In her essay, Osaka said that the press conference format is out of date and needs to be reimagined. She said it needs to be less “subject vs. object” and more “peer to peer.”
“I have always enjoyed an amazing relationship with the media and have given numerous in-depth, one-on-one interviews,” Osaka said. “I always try to answer genuinely and from the heart.”
She also noted that many tennis writers believe that the traditional press conference format is “sacred” and should not be changed.
Bill Babcock, who wrote the rule book for the four tennis slams, said that press conferences were essential to promoting the sport.
“[They are] an important obligation to respect and work with the media,” he said.
Jane McManus, director of the Center for Sports Communication at Marist College and a sports reporter, said she was torn about Osaka’s decision to skip a press conference. She said that mental health is important, but worried about the effect on women’s sports if the biggest stars don’t talk to reporters.
“There is interest in these tournaments because of the stars like Osaka,” McManus told The Washington Post. “If she’s not talking to reporters, will there be as much coverage for the next Naomi Osaka?”
SportsCenter reporter Keith Olbermann said the idea that sports reporters have an unfettered right to access athletes is misguided and a fundamental misunderstanding of an athlete’s job responsibilities.
“It’s an entitlement,” said Olbermann. “I’ve never understood the almost religious fervor with which reporters have believed they have an inalienable right to access every athlete after every game.”
Lessons Learned From Her Journey
Osaka said that though her journey took an expected path, she is thankful for the lessons it has taught her.
She said that the world is so divided that even the smallest of issues spark controversy.
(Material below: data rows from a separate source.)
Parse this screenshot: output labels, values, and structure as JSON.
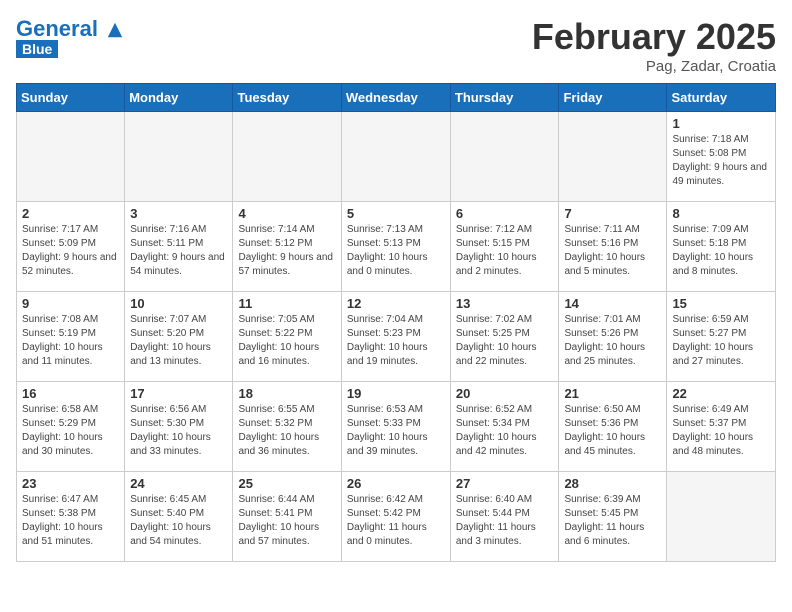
{
  "header": {
    "logo_general": "General",
    "logo_blue": "Blue",
    "month_title": "February 2025",
    "location": "Pag, Zadar, Croatia"
  },
  "weekdays": [
    "Sunday",
    "Monday",
    "Tuesday",
    "Wednesday",
    "Thursday",
    "Friday",
    "Saturday"
  ],
  "weeks": [
    [
      {
        "day": null
      },
      {
        "day": null
      },
      {
        "day": null
      },
      {
        "day": null
      },
      {
        "day": null
      },
      {
        "day": null
      },
      {
        "day": "1",
        "sunrise": "7:18 AM",
        "sunset": "5:08 PM",
        "daylight": "9 hours and 49 minutes."
      }
    ],
    [
      {
        "day": "2",
        "sunrise": "7:17 AM",
        "sunset": "5:09 PM",
        "daylight": "9 hours and 52 minutes."
      },
      {
        "day": "3",
        "sunrise": "7:16 AM",
        "sunset": "5:11 PM",
        "daylight": "9 hours and 54 minutes."
      },
      {
        "day": "4",
        "sunrise": "7:14 AM",
        "sunset": "5:12 PM",
        "daylight": "9 hours and 57 minutes."
      },
      {
        "day": "5",
        "sunrise": "7:13 AM",
        "sunset": "5:13 PM",
        "daylight": "10 hours and 0 minutes."
      },
      {
        "day": "6",
        "sunrise": "7:12 AM",
        "sunset": "5:15 PM",
        "daylight": "10 hours and 2 minutes."
      },
      {
        "day": "7",
        "sunrise": "7:11 AM",
        "sunset": "5:16 PM",
        "daylight": "10 hours and 5 minutes."
      },
      {
        "day": "8",
        "sunrise": "7:09 AM",
        "sunset": "5:18 PM",
        "daylight": "10 hours and 8 minutes."
      }
    ],
    [
      {
        "day": "9",
        "sunrise": "7:08 AM",
        "sunset": "5:19 PM",
        "daylight": "10 hours and 11 minutes."
      },
      {
        "day": "10",
        "sunrise": "7:07 AM",
        "sunset": "5:20 PM",
        "daylight": "10 hours and 13 minutes."
      },
      {
        "day": "11",
        "sunrise": "7:05 AM",
        "sunset": "5:22 PM",
        "daylight": "10 hours and 16 minutes."
      },
      {
        "day": "12",
        "sunrise": "7:04 AM",
        "sunset": "5:23 PM",
        "daylight": "10 hours and 19 minutes."
      },
      {
        "day": "13",
        "sunrise": "7:02 AM",
        "sunset": "5:25 PM",
        "daylight": "10 hours and 22 minutes."
      },
      {
        "day": "14",
        "sunrise": "7:01 AM",
        "sunset": "5:26 PM",
        "daylight": "10 hours and 25 minutes."
      },
      {
        "day": "15",
        "sunrise": "6:59 AM",
        "sunset": "5:27 PM",
        "daylight": "10 hours and 27 minutes."
      }
    ],
    [
      {
        "day": "16",
        "sunrise": "6:58 AM",
        "sunset": "5:29 PM",
        "daylight": "10 hours and 30 minutes."
      },
      {
        "day": "17",
        "sunrise": "6:56 AM",
        "sunset": "5:30 PM",
        "daylight": "10 hours and 33 minutes."
      },
      {
        "day": "18",
        "sunrise": "6:55 AM",
        "sunset": "5:32 PM",
        "daylight": "10 hours and 36 minutes."
      },
      {
        "day": "19",
        "sunrise": "6:53 AM",
        "sunset": "5:33 PM",
        "daylight": "10 hours and 39 minutes."
      },
      {
        "day": "20",
        "sunrise": "6:52 AM",
        "sunset": "5:34 PM",
        "daylight": "10 hours and 42 minutes."
      },
      {
        "day": "21",
        "sunrise": "6:50 AM",
        "sunset": "5:36 PM",
        "daylight": "10 hours and 45 minutes."
      },
      {
        "day": "22",
        "sunrise": "6:49 AM",
        "sunset": "5:37 PM",
        "daylight": "10 hours and 48 minutes."
      }
    ],
    [
      {
        "day": "23",
        "sunrise": "6:47 AM",
        "sunset": "5:38 PM",
        "daylight": "10 hours and 51 minutes."
      },
      {
        "day": "24",
        "sunrise": "6:45 AM",
        "sunset": "5:40 PM",
        "daylight": "10 hours and 54 minutes."
      },
      {
        "day": "25",
        "sunrise": "6:44 AM",
        "sunset": "5:41 PM",
        "daylight": "10 hours and 57 minutes."
      },
      {
        "day": "26",
        "sunrise": "6:42 AM",
        "sunset": "5:42 PM",
        "daylight": "11 hours and 0 minutes."
      },
      {
        "day": "27",
        "sunrise": "6:40 AM",
        "sunset": "5:44 PM",
        "daylight": "11 hours and 3 minutes."
      },
      {
        "day": "28",
        "sunrise": "6:39 AM",
        "sunset": "5:45 PM",
        "daylight": "11 hours and 6 minutes."
      },
      {
        "day": null
      }
    ]
  ]
}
As such, it is important to realize that you can never please everyone.
“When I said I needed to miss French Open press conferences to take care of myself mentally, I should have been prepared for what unfolded,” she said.
Osaka also learned that everyone either experiences mental health issues or knows someone else who does. Even so, there is still a lack of education around the topic of mental health.
She said that while she received plenty of supportive messages from a number of people including Michelle Obama and Meghan Markle, not everyone understood the motive behind her actions.
“Perhaps my actions were confusing to some because there are two slightly different issues at play,” she said. “In my mind, they overlap.”
Osaka said her time off helped her recharge and reflect. She also spent the time looking forward to the Summer Olympics in Tokyo.
“An Olympic Games itself is special, but to have the opportunity to play in front of the Japanese fans is a dream come true,” she said. “I hope I can make them proud.”